Last fall, Google released a tool called 'Arc' that allowed developers to run their Android apps in Chrome OS. Soon after, it became clear that Arc's functionality would expand to other platforms, like Linux, Windows, and Mac OS X - basically, any platform that has a Chrome version available.
As Ars technica relays, we can see that Google has begun to really ramp-up its rollout of Arc. At first, developers that ported their apps directly to Arc worked with Google directly, but now, developers can take it upon themselves, submit the app to the store, and relish in the fact that they're able to support another platform without much hassle.
What makes that possible is a tool called Arc Welder, a conversion app of sorts. Even if you're not a developer but have access to an APK, you should be able to use this app to see whether or not that one you're trying to convert actually works fine through Arc. The more feature-rich of apps out there will require the developer to make changes, though, as a simple conversion will not add all of the necessary hooks for use with Google Play Services.
Android "emulation", if I may call it that, is nothing new. There are products like Bluestacks and DuOS that have allowed people to run Android apps on their PC for some time. But, when given an official option, it's hard to ignore, especially since no one is more capable of making Android on the PC work better than the owners of that ecosystem.

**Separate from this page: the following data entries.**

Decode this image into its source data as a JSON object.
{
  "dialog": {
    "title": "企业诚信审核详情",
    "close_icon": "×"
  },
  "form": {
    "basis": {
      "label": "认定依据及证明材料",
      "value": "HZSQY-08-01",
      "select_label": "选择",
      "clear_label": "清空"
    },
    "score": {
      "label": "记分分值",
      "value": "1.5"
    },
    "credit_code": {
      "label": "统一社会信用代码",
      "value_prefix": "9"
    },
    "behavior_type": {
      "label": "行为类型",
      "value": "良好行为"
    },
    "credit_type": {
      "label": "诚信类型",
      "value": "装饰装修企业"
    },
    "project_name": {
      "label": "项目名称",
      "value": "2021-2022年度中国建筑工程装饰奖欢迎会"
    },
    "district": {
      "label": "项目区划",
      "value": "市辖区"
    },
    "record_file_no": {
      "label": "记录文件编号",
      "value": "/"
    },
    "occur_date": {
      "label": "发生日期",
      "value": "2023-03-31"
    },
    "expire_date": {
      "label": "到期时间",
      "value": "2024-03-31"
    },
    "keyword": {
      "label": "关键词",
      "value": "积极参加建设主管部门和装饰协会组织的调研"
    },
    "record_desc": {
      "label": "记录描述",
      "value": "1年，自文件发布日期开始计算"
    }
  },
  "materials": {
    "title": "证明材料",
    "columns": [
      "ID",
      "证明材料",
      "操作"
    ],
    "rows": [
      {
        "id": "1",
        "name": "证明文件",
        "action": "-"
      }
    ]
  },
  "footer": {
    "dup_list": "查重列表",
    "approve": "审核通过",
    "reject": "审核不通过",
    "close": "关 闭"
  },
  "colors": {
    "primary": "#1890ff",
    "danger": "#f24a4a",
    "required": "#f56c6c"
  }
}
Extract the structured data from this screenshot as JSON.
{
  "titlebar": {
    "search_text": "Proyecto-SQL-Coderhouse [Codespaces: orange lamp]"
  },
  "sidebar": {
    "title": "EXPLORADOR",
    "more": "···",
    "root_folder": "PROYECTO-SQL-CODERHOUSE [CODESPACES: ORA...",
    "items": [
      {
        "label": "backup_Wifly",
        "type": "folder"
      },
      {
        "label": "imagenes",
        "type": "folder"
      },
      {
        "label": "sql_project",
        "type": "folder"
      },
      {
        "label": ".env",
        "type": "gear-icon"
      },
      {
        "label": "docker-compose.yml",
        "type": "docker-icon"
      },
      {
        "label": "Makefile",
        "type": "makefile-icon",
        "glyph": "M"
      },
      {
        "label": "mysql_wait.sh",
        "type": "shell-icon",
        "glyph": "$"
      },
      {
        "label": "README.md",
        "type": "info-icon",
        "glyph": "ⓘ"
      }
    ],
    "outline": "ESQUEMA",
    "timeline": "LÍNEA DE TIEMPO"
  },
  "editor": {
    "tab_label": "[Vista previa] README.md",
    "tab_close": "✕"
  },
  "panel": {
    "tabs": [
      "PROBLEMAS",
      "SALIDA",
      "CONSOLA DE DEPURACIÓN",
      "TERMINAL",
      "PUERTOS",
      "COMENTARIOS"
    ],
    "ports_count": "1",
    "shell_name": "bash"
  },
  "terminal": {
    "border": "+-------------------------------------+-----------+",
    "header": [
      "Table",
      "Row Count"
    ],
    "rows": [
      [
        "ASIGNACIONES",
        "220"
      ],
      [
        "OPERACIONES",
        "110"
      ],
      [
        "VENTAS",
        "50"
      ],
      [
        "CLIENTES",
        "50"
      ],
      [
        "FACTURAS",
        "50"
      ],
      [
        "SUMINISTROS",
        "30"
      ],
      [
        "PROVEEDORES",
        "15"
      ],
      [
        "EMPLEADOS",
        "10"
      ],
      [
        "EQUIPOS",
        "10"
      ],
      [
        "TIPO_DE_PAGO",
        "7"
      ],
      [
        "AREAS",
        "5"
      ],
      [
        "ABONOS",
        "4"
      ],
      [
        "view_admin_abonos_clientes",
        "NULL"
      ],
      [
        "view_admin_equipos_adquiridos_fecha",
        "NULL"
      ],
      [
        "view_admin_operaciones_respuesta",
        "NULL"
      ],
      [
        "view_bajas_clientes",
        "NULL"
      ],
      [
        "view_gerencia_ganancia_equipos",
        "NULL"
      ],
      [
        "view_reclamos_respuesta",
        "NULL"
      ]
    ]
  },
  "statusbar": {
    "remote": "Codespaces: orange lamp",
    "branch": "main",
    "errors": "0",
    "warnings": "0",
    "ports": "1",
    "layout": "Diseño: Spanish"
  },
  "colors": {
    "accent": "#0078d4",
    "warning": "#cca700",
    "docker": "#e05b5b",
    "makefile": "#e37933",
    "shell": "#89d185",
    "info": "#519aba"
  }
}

For regular users, there's not too much to get excited about right now. As Arc catches on, and the app store fills up, it could prove to be an incredibly useful addition to Chrome.